Lupinus texensis 'Texas Maroon'
Our pick of the week is a maroon bluebonnet, a Texas Super Star selection.
Although you may never see them, maroon bluebonnets actually ARE found in nature, along with a spectrum from white, to pink, to deep blue. The reason we see so many blue bluebonnets, is because of genetics. The blue flower color is dominant and the other colors are recessive. Like our other native wildflowers, maroon bluebonnet seeds should be planted in the fall.
But now is the perfect time to plant transplants. When the seeds dry in May or so, collect them to plant next year. In the meantime, the bluebonnet plants will fixate nitrogen in the soil to make germination easier next year.
And be forewarned: since bluebonnets are annuals, with the parent plant dying after seed-production, the maroon color will be lost in your population if there are any blue bluebonnets in the area to pollinate them.
Bluebonnets perform best in full sun and prefer well-drained soil. The crown of this plant remains at soil level, with only the leaves and flower-stalks elongating, so if the soil is too heavy or stays too wet, your bluebonnets will rot quite quickly.

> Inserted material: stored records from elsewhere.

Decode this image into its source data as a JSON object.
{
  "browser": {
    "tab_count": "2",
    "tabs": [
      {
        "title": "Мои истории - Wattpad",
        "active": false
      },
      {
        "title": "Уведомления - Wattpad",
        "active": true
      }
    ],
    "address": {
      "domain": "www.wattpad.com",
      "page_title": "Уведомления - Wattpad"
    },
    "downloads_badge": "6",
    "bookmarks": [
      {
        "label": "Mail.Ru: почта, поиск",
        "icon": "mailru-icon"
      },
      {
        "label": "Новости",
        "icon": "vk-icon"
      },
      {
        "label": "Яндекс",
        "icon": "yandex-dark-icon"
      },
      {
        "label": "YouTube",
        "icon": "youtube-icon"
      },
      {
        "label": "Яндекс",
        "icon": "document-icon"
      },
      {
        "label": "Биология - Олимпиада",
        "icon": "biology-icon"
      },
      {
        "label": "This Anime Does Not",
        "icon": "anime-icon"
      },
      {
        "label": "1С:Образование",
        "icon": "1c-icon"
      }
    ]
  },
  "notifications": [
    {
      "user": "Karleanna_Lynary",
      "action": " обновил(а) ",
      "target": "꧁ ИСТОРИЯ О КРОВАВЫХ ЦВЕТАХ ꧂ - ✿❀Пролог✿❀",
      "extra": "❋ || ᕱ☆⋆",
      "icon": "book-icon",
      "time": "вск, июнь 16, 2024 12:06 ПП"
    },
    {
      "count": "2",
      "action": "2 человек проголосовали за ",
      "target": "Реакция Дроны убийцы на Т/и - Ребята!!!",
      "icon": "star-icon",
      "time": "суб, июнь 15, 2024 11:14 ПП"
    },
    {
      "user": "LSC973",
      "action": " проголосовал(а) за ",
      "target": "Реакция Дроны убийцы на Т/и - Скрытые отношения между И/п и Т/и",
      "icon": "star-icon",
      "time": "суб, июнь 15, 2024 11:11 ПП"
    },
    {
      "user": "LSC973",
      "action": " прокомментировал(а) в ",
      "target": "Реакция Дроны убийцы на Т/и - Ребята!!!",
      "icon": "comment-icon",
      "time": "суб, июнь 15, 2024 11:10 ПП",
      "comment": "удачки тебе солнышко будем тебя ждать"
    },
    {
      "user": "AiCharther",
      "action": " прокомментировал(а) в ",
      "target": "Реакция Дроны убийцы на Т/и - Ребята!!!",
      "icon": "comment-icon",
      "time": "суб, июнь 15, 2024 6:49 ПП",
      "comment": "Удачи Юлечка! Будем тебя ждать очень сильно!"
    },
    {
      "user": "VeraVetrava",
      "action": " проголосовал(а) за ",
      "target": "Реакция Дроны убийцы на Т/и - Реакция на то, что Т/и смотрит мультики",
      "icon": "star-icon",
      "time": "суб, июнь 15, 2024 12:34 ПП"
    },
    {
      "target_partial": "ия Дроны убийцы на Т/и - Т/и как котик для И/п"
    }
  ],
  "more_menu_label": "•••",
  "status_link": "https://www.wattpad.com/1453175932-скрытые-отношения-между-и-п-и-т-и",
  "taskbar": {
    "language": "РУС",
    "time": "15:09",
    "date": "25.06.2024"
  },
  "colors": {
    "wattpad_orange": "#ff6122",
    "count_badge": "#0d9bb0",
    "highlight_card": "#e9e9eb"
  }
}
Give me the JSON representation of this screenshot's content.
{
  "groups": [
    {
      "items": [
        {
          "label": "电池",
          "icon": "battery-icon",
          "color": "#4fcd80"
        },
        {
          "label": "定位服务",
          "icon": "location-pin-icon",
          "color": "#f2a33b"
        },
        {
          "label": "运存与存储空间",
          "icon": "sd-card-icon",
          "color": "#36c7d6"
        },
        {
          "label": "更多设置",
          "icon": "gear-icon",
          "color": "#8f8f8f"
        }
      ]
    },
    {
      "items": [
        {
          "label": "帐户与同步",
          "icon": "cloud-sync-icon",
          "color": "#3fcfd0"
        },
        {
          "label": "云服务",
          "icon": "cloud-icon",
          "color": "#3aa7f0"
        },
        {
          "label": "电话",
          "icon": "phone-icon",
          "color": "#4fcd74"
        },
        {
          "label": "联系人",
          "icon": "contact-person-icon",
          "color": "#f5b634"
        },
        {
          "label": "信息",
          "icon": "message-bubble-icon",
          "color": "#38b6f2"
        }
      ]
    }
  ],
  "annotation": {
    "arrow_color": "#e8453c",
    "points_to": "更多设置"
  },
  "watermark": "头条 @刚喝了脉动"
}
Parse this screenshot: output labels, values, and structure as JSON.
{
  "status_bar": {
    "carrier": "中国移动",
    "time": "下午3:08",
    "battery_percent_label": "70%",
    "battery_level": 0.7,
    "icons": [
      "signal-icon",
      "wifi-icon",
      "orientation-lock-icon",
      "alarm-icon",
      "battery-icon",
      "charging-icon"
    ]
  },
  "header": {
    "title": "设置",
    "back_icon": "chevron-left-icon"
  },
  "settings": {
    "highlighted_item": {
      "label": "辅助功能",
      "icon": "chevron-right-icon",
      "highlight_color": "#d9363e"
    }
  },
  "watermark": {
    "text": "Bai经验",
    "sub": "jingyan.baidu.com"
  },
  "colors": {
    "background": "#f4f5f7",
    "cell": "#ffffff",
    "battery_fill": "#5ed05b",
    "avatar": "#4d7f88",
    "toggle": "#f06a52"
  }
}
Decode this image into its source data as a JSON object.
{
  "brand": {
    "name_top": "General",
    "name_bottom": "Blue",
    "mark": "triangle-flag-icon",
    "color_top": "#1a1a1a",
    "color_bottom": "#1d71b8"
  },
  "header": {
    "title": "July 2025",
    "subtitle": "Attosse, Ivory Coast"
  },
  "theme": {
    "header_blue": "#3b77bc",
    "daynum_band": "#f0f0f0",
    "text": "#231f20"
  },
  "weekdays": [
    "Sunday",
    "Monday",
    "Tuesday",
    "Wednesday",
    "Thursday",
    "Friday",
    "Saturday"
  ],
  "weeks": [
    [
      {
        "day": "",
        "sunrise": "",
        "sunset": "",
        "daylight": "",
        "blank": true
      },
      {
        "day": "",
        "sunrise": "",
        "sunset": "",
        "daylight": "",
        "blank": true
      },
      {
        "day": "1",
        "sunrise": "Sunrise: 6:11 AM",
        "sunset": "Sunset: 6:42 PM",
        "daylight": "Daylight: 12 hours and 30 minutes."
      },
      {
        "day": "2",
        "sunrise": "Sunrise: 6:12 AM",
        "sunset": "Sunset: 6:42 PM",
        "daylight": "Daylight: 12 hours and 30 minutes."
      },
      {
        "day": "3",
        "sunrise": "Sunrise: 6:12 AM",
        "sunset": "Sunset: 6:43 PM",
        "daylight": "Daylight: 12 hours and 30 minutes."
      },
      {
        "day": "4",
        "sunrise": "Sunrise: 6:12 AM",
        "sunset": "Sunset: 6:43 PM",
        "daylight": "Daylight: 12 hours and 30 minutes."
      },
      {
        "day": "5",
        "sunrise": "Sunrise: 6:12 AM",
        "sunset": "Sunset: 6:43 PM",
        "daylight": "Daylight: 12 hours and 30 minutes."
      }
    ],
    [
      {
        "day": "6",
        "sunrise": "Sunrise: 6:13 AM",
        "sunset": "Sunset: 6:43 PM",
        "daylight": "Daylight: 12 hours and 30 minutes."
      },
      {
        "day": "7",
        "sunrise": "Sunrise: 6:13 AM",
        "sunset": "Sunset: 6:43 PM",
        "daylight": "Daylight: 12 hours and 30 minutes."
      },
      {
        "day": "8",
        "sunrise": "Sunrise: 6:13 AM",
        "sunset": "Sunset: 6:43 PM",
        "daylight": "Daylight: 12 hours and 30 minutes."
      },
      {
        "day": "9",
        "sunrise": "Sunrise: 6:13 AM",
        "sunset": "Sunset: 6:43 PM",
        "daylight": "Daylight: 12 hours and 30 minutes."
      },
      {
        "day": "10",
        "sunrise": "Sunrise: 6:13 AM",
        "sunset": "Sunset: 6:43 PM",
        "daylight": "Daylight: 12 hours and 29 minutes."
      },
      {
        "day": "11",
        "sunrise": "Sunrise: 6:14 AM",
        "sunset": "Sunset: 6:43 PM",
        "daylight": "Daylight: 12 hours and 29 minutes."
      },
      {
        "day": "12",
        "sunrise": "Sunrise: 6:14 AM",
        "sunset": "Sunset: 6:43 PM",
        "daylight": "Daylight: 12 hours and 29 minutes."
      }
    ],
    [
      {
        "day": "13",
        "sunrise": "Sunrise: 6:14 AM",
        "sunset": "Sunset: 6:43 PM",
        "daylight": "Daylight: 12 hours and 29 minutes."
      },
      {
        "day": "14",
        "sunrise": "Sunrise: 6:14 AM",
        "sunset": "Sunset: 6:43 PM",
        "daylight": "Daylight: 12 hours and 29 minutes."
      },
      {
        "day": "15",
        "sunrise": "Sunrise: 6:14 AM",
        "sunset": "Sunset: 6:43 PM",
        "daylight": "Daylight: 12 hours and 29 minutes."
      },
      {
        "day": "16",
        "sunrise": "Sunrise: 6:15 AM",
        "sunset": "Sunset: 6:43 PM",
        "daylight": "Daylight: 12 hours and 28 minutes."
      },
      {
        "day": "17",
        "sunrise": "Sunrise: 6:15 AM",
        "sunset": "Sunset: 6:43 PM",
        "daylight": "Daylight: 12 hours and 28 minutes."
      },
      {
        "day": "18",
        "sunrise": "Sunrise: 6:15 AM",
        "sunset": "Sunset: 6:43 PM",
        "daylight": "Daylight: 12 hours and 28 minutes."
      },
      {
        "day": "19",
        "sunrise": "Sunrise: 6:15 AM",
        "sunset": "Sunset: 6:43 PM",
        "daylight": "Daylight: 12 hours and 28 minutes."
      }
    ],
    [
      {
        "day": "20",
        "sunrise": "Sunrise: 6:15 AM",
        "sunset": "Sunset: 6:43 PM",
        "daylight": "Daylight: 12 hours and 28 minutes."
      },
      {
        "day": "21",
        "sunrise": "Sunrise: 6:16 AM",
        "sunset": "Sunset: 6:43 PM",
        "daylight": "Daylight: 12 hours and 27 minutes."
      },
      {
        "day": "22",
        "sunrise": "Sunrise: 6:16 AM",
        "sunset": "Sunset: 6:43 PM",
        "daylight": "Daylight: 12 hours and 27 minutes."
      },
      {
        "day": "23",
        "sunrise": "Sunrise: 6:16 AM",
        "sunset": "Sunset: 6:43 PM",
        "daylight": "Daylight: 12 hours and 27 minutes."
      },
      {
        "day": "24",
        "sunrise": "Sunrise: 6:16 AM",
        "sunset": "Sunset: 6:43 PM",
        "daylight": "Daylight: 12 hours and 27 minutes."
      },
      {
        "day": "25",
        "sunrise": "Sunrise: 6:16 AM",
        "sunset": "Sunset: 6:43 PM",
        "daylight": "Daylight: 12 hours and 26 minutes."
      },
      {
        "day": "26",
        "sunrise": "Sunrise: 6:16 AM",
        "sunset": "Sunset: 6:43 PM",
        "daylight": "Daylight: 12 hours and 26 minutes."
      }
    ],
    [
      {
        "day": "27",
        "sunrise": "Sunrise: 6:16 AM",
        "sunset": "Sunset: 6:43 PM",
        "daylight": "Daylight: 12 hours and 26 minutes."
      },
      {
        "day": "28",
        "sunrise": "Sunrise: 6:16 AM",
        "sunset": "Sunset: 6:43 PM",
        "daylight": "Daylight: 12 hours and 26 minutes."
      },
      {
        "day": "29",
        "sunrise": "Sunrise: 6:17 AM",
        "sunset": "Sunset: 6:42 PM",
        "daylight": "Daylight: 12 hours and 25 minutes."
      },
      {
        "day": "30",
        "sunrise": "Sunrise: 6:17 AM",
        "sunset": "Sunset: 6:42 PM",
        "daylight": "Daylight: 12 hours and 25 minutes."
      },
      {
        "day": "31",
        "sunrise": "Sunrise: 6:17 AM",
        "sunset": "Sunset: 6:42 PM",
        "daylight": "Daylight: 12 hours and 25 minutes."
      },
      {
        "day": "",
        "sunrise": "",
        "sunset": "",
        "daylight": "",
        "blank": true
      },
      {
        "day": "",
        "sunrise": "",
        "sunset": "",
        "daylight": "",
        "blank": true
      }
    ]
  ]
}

If you’d like, you can allow the seeds to naturalize in your garden, or you can collect them once the pods have dried on the plant. Bluebonnet seeds have a very hard seed-coat and require some physical scarring to soften and imbibe water. In nature, scarification occurs in varying ways, but if you collect seed for resowing, you could use a file to slough away some of the seed coat before planting next October-November.